Influenza A viruses with induced resistance to a new candidate antiviral drug were found to be impaired in cell culture and weakened in animals, according to a study by researchers in the Center for Translational Antiviral Research at Georgia State University.
In a study published in PLoS Pathogens, the authors explored the developmental potential of 4'-fluorouridine (4'-FlU), a clinical drug candidate, for influenza therapy. They resistance profiled the compound against influenza viruses and mapped possible routes of viral escape, addressing specifically whether resistance affects viral pathogenicity and ability to transmit.
In previous studies, 4'-FlU demonstrated broad oral efficacy against seasonal, pandemic and highly pathogenic avian influenza viruses in cell culture, human airway epithelium cells and two animal models, ferrets and mice.

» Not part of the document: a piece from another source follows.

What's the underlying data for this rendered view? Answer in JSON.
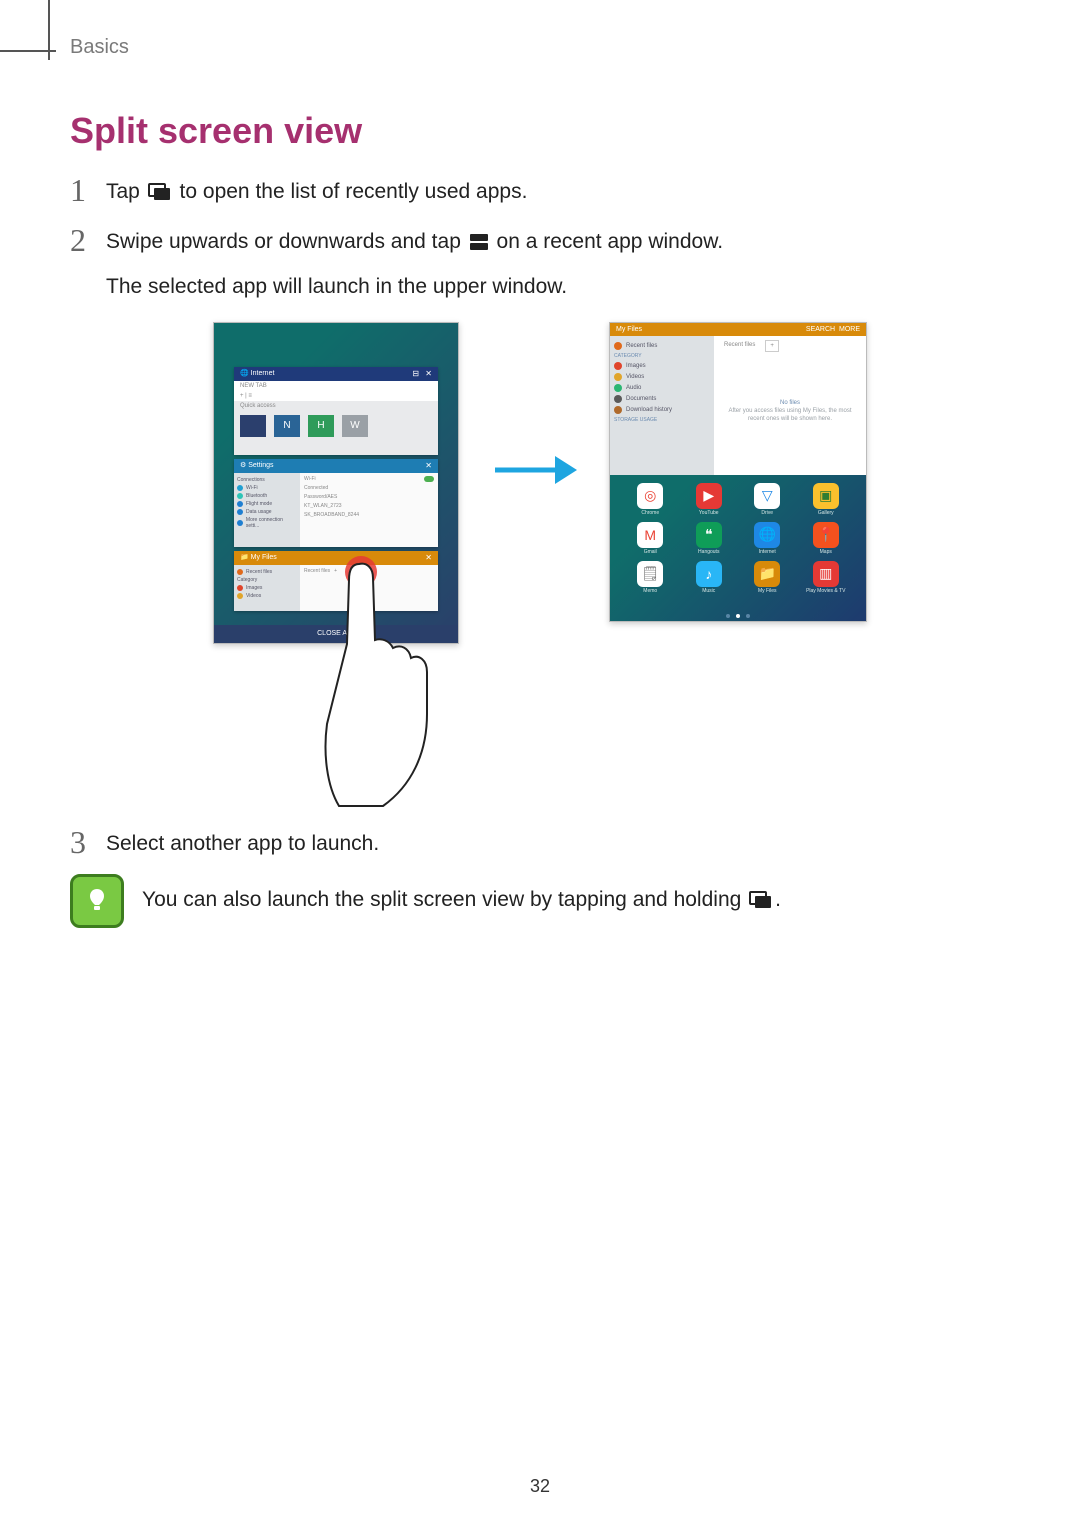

Seasonal influenza viruses pose a major public health threat, infecting nearly 1 billion people worldwide each year and causing millions to require hospitalization and advanced care. Annual flu vaccines provide moderate protection, but the benefit is marginal when vaccines are poorly matched with circulating virus strains or when novel, pandemic virus strains emerge.
While three different classes of antivirals are approved by the U.S. Food and Drug Administration for use against influenza, they each have a low genetic barrier against viral resistance. One of these classes is no longer recommended by the Centers for Disease Control and Prevention due to widespread presence of resistance mutations in circulating human and animal influenza A virus strains. Resistance has also been frequently observed to the other two classes of antivirals in human viruses.
"Developing novel therapeutics to mitigate seasonal influenza and improve preparedness against future influenza pandemics is an urgent priority because of pre-existing or rapidly emerging resistance of influenza viruses to approved antivirals," said Carolin Lieber, first author of the study and a postdoctoral fellow in the Center for Translational Antiviral Research in the Institute for Biomedical Sciences at Georgia State.
"In this study, we tested the potential of 4'-FlU as an influenza drug and found that resistant influenza A virus variants are severely weakened in mice. In ferrets, these resistant variants are impaired in their ability to invade the lower respiratory tract and cause viral pneumonia, in addition to being transmission-defective or compromised," Lieber said.
In cell culture, six different escape lineages with distinct mutations were found. The mutations adhered to three distinct structural clusters that are all predicted to affect the active site of the viral RNA-dependent RNA polymerase complex, leading to moderately reduced viral sensitivity to the drug, according to the study's findings.
The study also found that oral 4'-FlU administered at the lowest efficacious dose (2 mg/kg) or elevated dose (10 mg/kg) overcame moderate resistance when mice were infected with a lethal amount of influenza virions. This was demonstrated by significantly reduced virus load and complete survival, the authors reported.
"We discovered that we could fully mitigate lethal infection with the resistant variants and viral spread with standard or five-fold elevated oral dose of 4'-FlU," said Richard Plemper, senior author of the study, Regents' Professor in the Institute for Biomedical Sciences and director of the Center for Translational Antiviral Research at Georgia State. "These results demonstrate that partial CA09 escape from 4'-FlU is feasible in principle, but escape mutation clusters are unlikely to reach clinical significance or persist in circulation."
Additional authors of the study include Hae-Ji Kang, Megha Aggarwal, Jeong-Joong Yoon and Robert M. Cox of the Center for Translational Antiviral Research in the Institute for Biomedical Sciences at Georgia State; Nicole A. Lieberman, Elizabeth B. Sobolik and Alexander L. Greninger of the University of Washington Medical Center; and Michael G. Natchus of the Emory Institute for Drug Development and Emory University School of Medicine.
The study is funded by the National Institutes of Health's National Institute of Allergy and Infectious Diseases.
Cite This Page: